> [Try it] Wherever a line holds the word "icon", copy that line from the data.

(Interface dataset entries)
○ ○ ○ ○

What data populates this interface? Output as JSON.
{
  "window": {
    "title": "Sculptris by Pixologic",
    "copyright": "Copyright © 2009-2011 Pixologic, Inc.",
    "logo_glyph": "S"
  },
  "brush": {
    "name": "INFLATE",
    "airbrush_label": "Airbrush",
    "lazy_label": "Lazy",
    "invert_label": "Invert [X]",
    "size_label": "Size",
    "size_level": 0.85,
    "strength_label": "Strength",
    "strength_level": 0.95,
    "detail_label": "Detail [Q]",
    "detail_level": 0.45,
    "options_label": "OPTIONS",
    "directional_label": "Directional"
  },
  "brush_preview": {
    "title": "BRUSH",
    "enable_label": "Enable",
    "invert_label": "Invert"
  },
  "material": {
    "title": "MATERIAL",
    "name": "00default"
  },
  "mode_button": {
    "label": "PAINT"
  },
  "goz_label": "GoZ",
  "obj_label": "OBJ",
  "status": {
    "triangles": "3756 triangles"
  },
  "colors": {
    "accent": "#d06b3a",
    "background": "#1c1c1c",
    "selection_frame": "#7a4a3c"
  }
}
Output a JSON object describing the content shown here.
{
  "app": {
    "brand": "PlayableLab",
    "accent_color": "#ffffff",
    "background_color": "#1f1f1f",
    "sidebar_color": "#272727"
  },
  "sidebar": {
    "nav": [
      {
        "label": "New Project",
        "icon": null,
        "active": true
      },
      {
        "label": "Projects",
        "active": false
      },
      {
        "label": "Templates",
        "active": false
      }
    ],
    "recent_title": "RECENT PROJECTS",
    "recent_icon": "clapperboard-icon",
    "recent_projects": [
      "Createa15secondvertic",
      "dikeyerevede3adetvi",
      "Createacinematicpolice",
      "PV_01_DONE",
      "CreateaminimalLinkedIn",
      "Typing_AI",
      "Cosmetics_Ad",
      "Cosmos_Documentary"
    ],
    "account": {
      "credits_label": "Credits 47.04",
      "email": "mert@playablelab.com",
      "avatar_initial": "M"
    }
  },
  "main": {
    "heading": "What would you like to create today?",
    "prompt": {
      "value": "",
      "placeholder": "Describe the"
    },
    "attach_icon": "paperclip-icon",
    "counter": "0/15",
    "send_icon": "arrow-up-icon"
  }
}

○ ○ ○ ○

> [Output of the exercise]
        "icon": null,
    "recent_icon": "clapperboard-icon",
    "attach_icon": "paperclip-icon",
    "send_icon": "arrow-up-icon"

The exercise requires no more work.